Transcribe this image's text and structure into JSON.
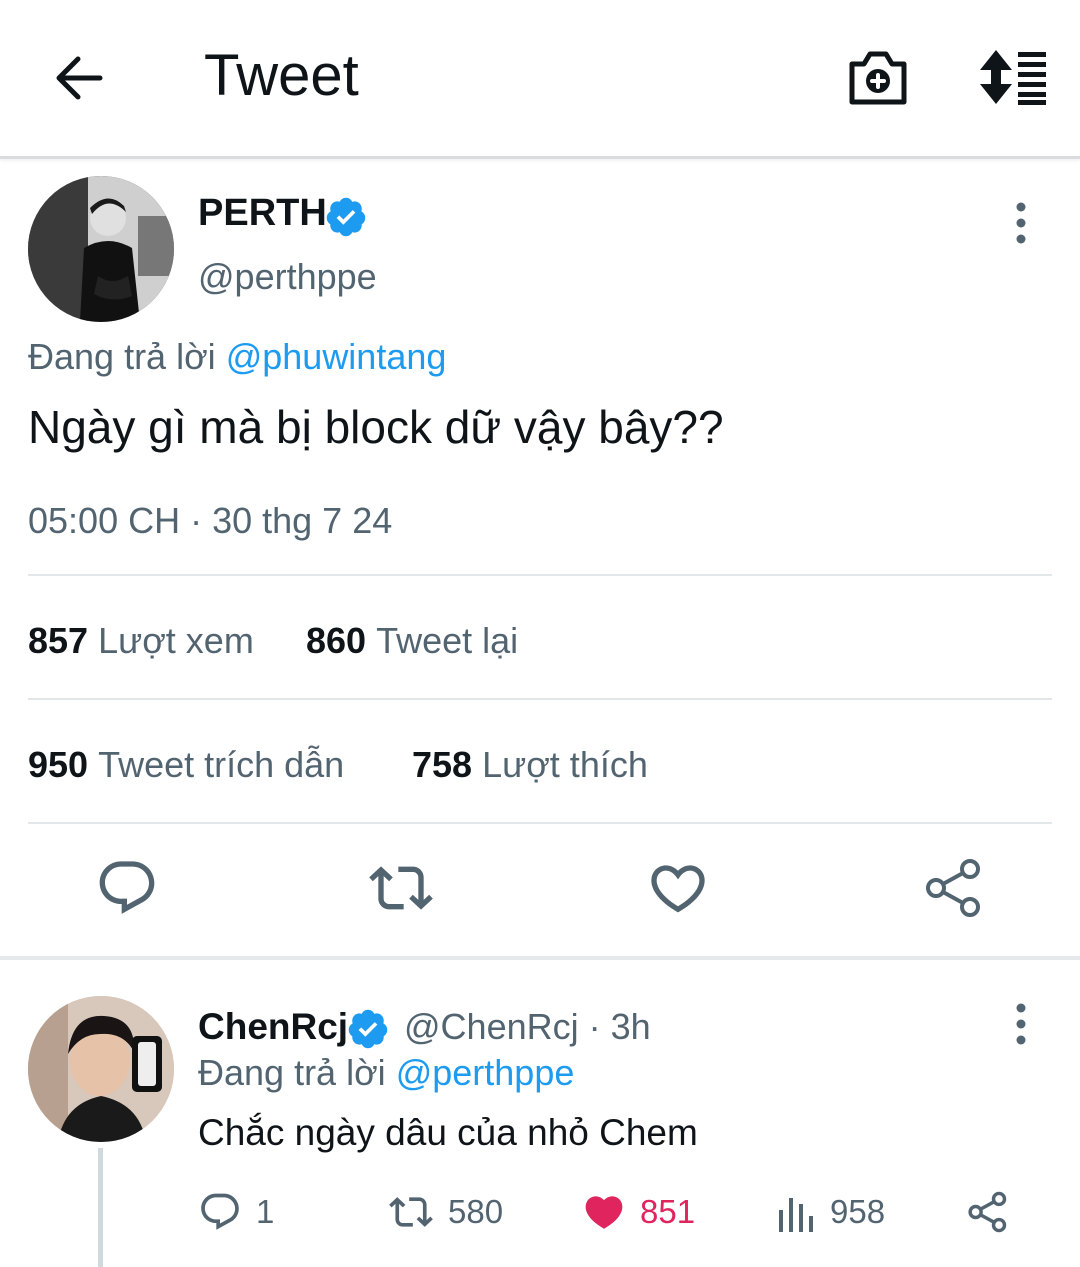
{
  "header": {
    "title": "Tweet",
    "icons": [
      "back-arrow-icon",
      "camera-plus-icon",
      "sort-list-icon"
    ]
  },
  "tweet": {
    "display_name": "PERTH",
    "handle": "@perthppe",
    "replying_prefix": "Đang trả lời",
    "replying_to": "@phuwintang",
    "text": "Ngày gì mà bị block dữ vậy bây??",
    "timestamp": "05:00 CH · 30 thg 7 24",
    "stats": {
      "views_count": "857",
      "views_label": "Lượt xem",
      "retweets_count": "860",
      "retweets_label": "Tweet lại",
      "quotes_count": "950",
      "quotes_label": "Tweet trích dẫn",
      "likes_count": "758",
      "likes_label": "Lượt thích"
    },
    "actions": [
      "reply-icon",
      "retweet-icon",
      "like-icon",
      "share-icon"
    ]
  },
  "reply": {
    "display_name": "ChenRcj",
    "meta": "@ChenRcj · 3h",
    "replying_prefix": "Đang trả lời",
    "replying_to": "@perthppe",
    "text": "Chắc ngày dâu của nhỏ Chem",
    "reply_count": "1",
    "retweet_count": "580",
    "like_count": "851",
    "view_count": "958",
    "liked": true
  },
  "colors": {
    "accent": "#1d9bf0",
    "like": "#e0245e",
    "secondary_text": "#536471",
    "primary_text": "#0f1419"
  }
}
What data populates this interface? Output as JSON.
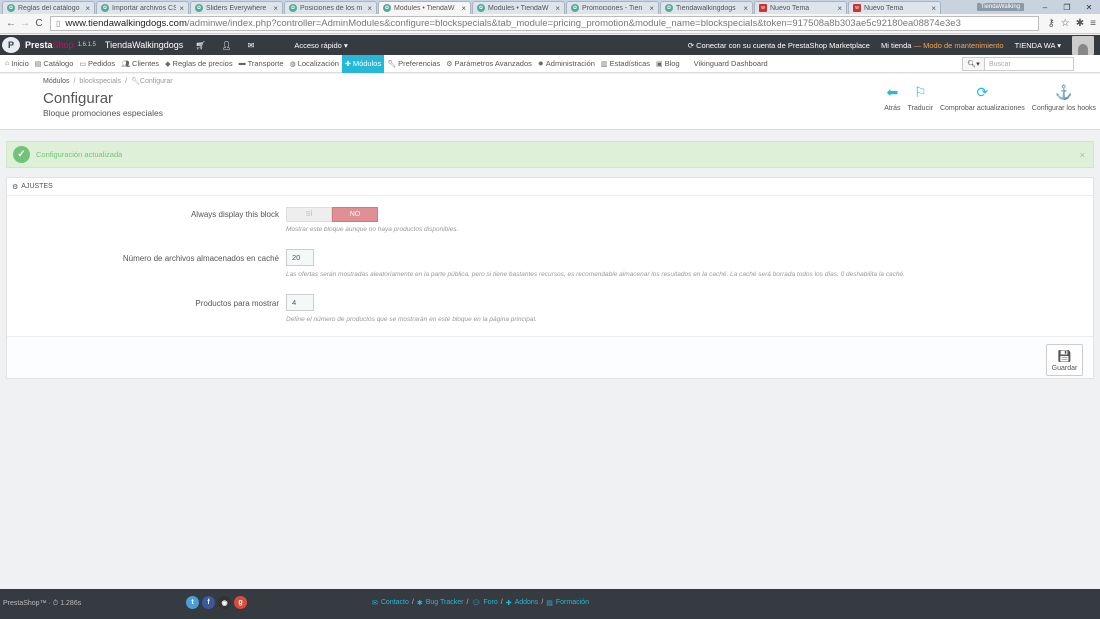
{
  "browser": {
    "tabs": [
      {
        "label": "Reglas del catálogo",
        "icon": "prestashop-favicon"
      },
      {
        "label": "Importar archivos CS",
        "icon": "prestashop-favicon"
      },
      {
        "label": "Sliders Everywhere",
        "icon": "prestashop-favicon"
      },
      {
        "label": "Posiciones de los m",
        "icon": "prestashop-favicon"
      },
      {
        "label": "Modules • TiendaW",
        "icon": "prestashop-favicon"
      },
      {
        "label": "Modules • TiendaW",
        "icon": "prestashop-favicon"
      },
      {
        "label": "Promociones - Tien",
        "icon": "prestashop-favicon"
      },
      {
        "label": "Tiendawalkingdogs",
        "icon": "prestashop-favicon"
      },
      {
        "label": "Nuevo Tema",
        "icon": "theme-favicon"
      },
      {
        "label": "Nuevo Tema",
        "icon": "theme-favicon"
      }
    ],
    "active_tab_index": 4,
    "window_user": "TiendaWalking",
    "url_host": "www.tiendawalkingdogs.com",
    "url_path": "/adminwe/index.php?controller=AdminModules&configure=blockspecials&tab_module=pricing_promotion&module_name=blockspecials&token=917508a8b303ae5c92180ea08874e3e3"
  },
  "header": {
    "logo_presta": "Presta",
    "logo_shop": "Shop",
    "version": "1.6.1.5",
    "shop_name": "TiendaWalkingdogs",
    "quick_access": "Acceso rápido",
    "marketplace": "Conectar con su cuenta de PrestaShop Marketplace",
    "my_shop": "Mi tienda",
    "maintenance": "— Modo de mantenimiento",
    "store_user": "TIENDA WA"
  },
  "menu": {
    "items": [
      {
        "label": "Inicio",
        "icon": "dashboard-icon"
      },
      {
        "label": "Catálogo",
        "icon": "book-icon"
      },
      {
        "label": "Pedidos",
        "icon": "credit-card-icon"
      },
      {
        "label": "Clientes",
        "icon": "users-icon"
      },
      {
        "label": "Reglas de precios",
        "icon": "tag-icon"
      },
      {
        "label": "Transporte",
        "icon": "truck-icon"
      },
      {
        "label": "Localización",
        "icon": "globe-icon"
      },
      {
        "label": "Módulos",
        "icon": "puzzle-icon"
      },
      {
        "label": "Preferencias",
        "icon": "wrench-icon"
      },
      {
        "label": "Parámetros Avanzados",
        "icon": "cogs-icon"
      },
      {
        "label": "Administración",
        "icon": "cog-icon"
      },
      {
        "label": "Estadísticas",
        "icon": "bar-chart-icon"
      },
      {
        "label": "Blog",
        "icon": "blog-icon"
      },
      {
        "label": "Vikinguard Dashboard",
        "icon": ""
      }
    ],
    "active_index": 7,
    "search_placeholder": "Buscar"
  },
  "page": {
    "breadcrumb": [
      "Módulos",
      "blockspecials",
      "Configurar"
    ],
    "title": "Configurar",
    "subtitle": "Bloque promociones especiales",
    "toolbar": [
      {
        "label": "Atrás",
        "icon": "arrow-left-circle-icon"
      },
      {
        "label": "Traducir",
        "icon": "flag-icon"
      },
      {
        "label": "Comprobar actualizaciones",
        "icon": "refresh-icon"
      },
      {
        "label": "Configurar los hooks",
        "icon": "anchor-icon"
      }
    ]
  },
  "alert": {
    "message": "Configuración actualizada",
    "close": "×"
  },
  "panel": {
    "heading": "AJUSTES",
    "fields": {
      "always_display": {
        "label": "Always display this block",
        "yes": "SÍ",
        "no": "NO",
        "selected": "NO",
        "help": "Mostrar este bloque aunque no haya productos disponibles."
      },
      "cache": {
        "label": "Número de archivos almacenados en caché",
        "value": "20",
        "help": "Las ofertas serán mostradas aleatoriamente en la parte pública, pero si tiene bastantes recursos, es recomendable almacenar los resultados en la caché. La caché será borrada todos los días. 0 deshabilita la caché."
      },
      "products": {
        "label": "Productos para mostrar",
        "value": "4",
        "help": "Define el número de productos que se mostrarán en este bloque en la página principal."
      }
    },
    "save_label": "Guardar"
  },
  "footer": {
    "version": "PrestaShop™ · ⏱ 1.286s",
    "links": [
      "Contacto",
      "Bug Tracker",
      "Foro",
      "Addons",
      "Formación"
    ],
    "social_colors": {
      "twitter": "#4a9fd8",
      "facebook": "#3b5998",
      "github": "#333333",
      "google": "#dd4b39"
    }
  },
  "colors": {
    "accent": "#25b9d7",
    "success": "#72c279",
    "danger_switch": "#e08f95",
    "header_bg": "#363a41",
    "brand_pink": "#df0067"
  }
}
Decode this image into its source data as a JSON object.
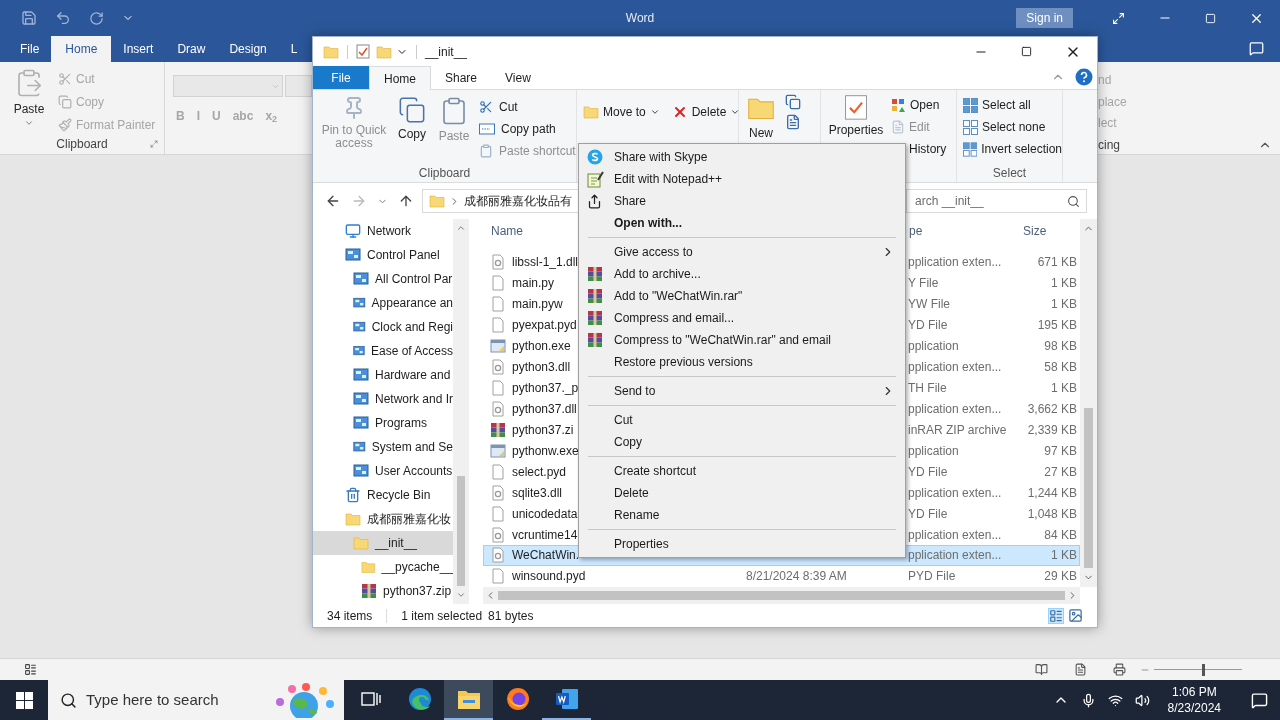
{
  "word": {
    "title": "Word",
    "sign_in": "Sign in",
    "tabs": [
      {
        "label": "File",
        "selected": false
      },
      {
        "label": "Home",
        "selected": true
      },
      {
        "label": "Insert",
        "selected": false
      },
      {
        "label": "Draw",
        "selected": false
      },
      {
        "label": "Design",
        "selected": false
      },
      {
        "label": "L",
        "selected": false
      }
    ],
    "ribbon_disabled": true,
    "clipboard": {
      "paste": "Paste",
      "cut": "Cut",
      "copy": "Copy",
      "format_painter": "Format Painter",
      "label": "Clipboard"
    },
    "format_buttons": [
      "B",
      "I",
      "U",
      "abc",
      "x$_{2}$"
    ],
    "editing_fragments": [
      "nd",
      "place",
      "lect"
    ],
    "editing_label": "cing",
    "zoom": {
      "level": 0.55
    }
  },
  "explorer": {
    "title": "__init__",
    "tabs": [
      {
        "label": "File",
        "kind": "file",
        "selected": false
      },
      {
        "label": "Home",
        "kind": "tab",
        "selected": true
      },
      {
        "label": "Share",
        "kind": "tab",
        "selected": false
      },
      {
        "label": "View",
        "kind": "tab",
        "selected": false
      }
    ],
    "clipboard": {
      "label": "Clipboard",
      "large": [
        {
          "label": "Pin to Quick access",
          "kind": "pin",
          "disabled": true
        },
        {
          "label": "Copy",
          "kind": "copy",
          "disabled": false
        },
        {
          "label": "Paste",
          "kind": "paste",
          "disabled": true
        }
      ],
      "small": [
        {
          "label": "Cut",
          "kind": "cut",
          "disabled": false
        },
        {
          "label": "Copy path",
          "kind": "path",
          "disabled": false
        },
        {
          "label": "Paste shortcut",
          "kind": "shortcut",
          "disabled": true
        }
      ]
    },
    "organize": [
      {
        "label": "Move to",
        "kind": "move"
      },
      {
        "label": "Delete",
        "kind": "delete"
      }
    ],
    "new": {
      "label": "New"
    },
    "open": {
      "properties": "Properties",
      "items": [
        {
          "label": "Open",
          "kind": "open",
          "disabled": false
        },
        {
          "label": "Edit",
          "kind": "edit",
          "disabled": true
        },
        {
          "label": "History",
          "kind": "history",
          "disabled": false
        }
      ]
    },
    "select": {
      "label": "Select",
      "items": [
        "Select all",
        "Select none",
        "Invert selection"
      ]
    },
    "address": "成都丽雅嘉化妆品有",
    "search_placeholder": "arch __init__",
    "nav": [
      {
        "label": "Network",
        "kind": "network",
        "selected": false
      },
      {
        "label": "Control Panel",
        "kind": "panel",
        "selected": false,
        "children": [
          {
            "label": "All Control Par",
            "kind": "panel",
            "selected": false
          },
          {
            "label": "Appearance an",
            "kind": "panel",
            "selected": false
          },
          {
            "label": "Clock and Regi",
            "kind": "panel",
            "selected": false
          },
          {
            "label": "Ease of Access",
            "kind": "panel",
            "selected": false
          },
          {
            "label": "Hardware and",
            "kind": "panel",
            "selected": false
          },
          {
            "label": "Network and Ir",
            "kind": "panel",
            "selected": false
          },
          {
            "label": "Programs",
            "kind": "panel",
            "selected": false
          },
          {
            "label": "System and Se",
            "kind": "panel",
            "selected": false
          },
          {
            "label": "User Accounts",
            "kind": "panel",
            "selected": false
          }
        ]
      },
      {
        "label": "Recycle Bin",
        "kind": "bin",
        "selected": false
      },
      {
        "label": "成都丽雅嘉化妆",
        "kind": "folder",
        "selected": false,
        "children": [
          {
            "label": "__init__",
            "kind": "folder",
            "selected": true,
            "children": [
              {
                "label": "__pycache__",
                "kind": "folder",
                "selected": false
              },
              {
                "label": "python37.zip",
                "kind": "zip",
                "selected": false
              }
            ]
          }
        ]
      }
    ],
    "columns": [
      "Name",
      "pe",
      "Size"
    ],
    "files": [
      {
        "name": "libssl-1_1.dll",
        "kind": "dll",
        "type": "pplication exten...",
        "size": "671 KB",
        "selected": false
      },
      {
        "name": "main.py",
        "kind": "file",
        "type": "Y File",
        "size": "1 KB",
        "selected": false
      },
      {
        "name": "main.pyw",
        "kind": "file",
        "type": "YW File",
        "size": "1 KB",
        "selected": false
      },
      {
        "name": "pyexpat.pyd",
        "kind": "file",
        "type": "YD File",
        "size": "195 KB",
        "selected": false
      },
      {
        "name": "python.exe",
        "kind": "exe",
        "type": "pplication",
        "size": "98 KB",
        "selected": false
      },
      {
        "name": "python3.dll",
        "kind": "dll",
        "type": "pplication exten...",
        "size": "58 KB",
        "selected": false
      },
      {
        "name": "python37._p",
        "kind": "file",
        "type": "TH File",
        "size": "1 KB",
        "selected": false
      },
      {
        "name": "python37.dll",
        "kind": "dll",
        "type": "pplication exten...",
        "size": "3,662 KB",
        "selected": false
      },
      {
        "name": "python37.zi",
        "kind": "zip",
        "type": "inRAR ZIP archive",
        "size": "2,339 KB",
        "selected": false
      },
      {
        "name": "pythonw.exe",
        "kind": "exe",
        "type": "pplication",
        "size": "97 KB",
        "selected": false
      },
      {
        "name": "select.pyd",
        "kind": "file",
        "type": "YD File",
        "size": "27 KB",
        "selected": false
      },
      {
        "name": "sqlite3.dll",
        "kind": "dll",
        "type": "pplication exten...",
        "size": "1,244 KB",
        "selected": false
      },
      {
        "name": "unicodedata",
        "kind": "file",
        "type": "YD File",
        "size": "1,048 KB",
        "selected": false
      },
      {
        "name": "vcruntime14",
        "kind": "dll",
        "type": "pplication exten...",
        "size": "84 KB",
        "selected": false
      },
      {
        "name": "WeChatWin.",
        "kind": "dll",
        "type": "pplication exten...",
        "size": "1 KB",
        "selected": true
      },
      {
        "name": "winsound.pyd",
        "kind": "file",
        "date": "8/21/2024 8:39 AM",
        "type": "PYD File",
        "size": "29 KB",
        "selected": false
      }
    ],
    "status": {
      "count": "34 items",
      "selection": "1 item selected",
      "size": "81 bytes"
    }
  },
  "context_menu": [
    [
      {
        "label": "Share with Skype",
        "kind": "skype"
      },
      {
        "label": "Edit with Notepad++",
        "kind": "notepad"
      },
      {
        "label": "Share",
        "kind": "share"
      },
      {
        "label": "Open with...",
        "kind": "default"
      }
    ],
    [
      {
        "label": "Give access to",
        "kind": "submenu"
      },
      {
        "label": "Add to archive...",
        "kind": "archive"
      },
      {
        "label": "Add to \"WeChatWin.rar\"",
        "kind": "archive"
      },
      {
        "label": "Compress and email...",
        "kind": "archive"
      },
      {
        "label": "Compress to \"WeChatWin.rar\" and email",
        "kind": "archive"
      },
      {
        "label": "Restore previous versions",
        "kind": "plain"
      }
    ],
    [
      {
        "label": "Send to",
        "kind": "submenu"
      }
    ],
    [
      {
        "label": "Cut",
        "kind": "plain"
      },
      {
        "label": "Copy",
        "kind": "plain"
      }
    ],
    [
      {
        "label": "Create shortcut",
        "kind": "plain"
      },
      {
        "label": "Delete",
        "kind": "plain"
      },
      {
        "label": "Rename",
        "kind": "plain"
      }
    ],
    [
      {
        "label": "Properties",
        "kind": "plain"
      }
    ]
  ],
  "taskbar": {
    "search_placeholder": "Type here to search",
    "apps": [
      {
        "kind": "taskview",
        "selected": false,
        "running": false
      },
      {
        "kind": "edge",
        "selected": false,
        "running": false
      },
      {
        "kind": "explorer",
        "selected": true,
        "running": true
      },
      {
        "kind": "firefox",
        "selected": false,
        "running": false
      },
      {
        "kind": "word",
        "selected": false,
        "running": true
      }
    ],
    "time": "1:06 PM",
    "date": "8/23/2024"
  }
}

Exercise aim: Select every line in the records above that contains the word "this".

Problem solution:
Transcribe this image's text and structure into JSON.
What data populates this interface? Output as JSON.
        "label": "Always display this block",
Decode this image into its source data as a JSON object.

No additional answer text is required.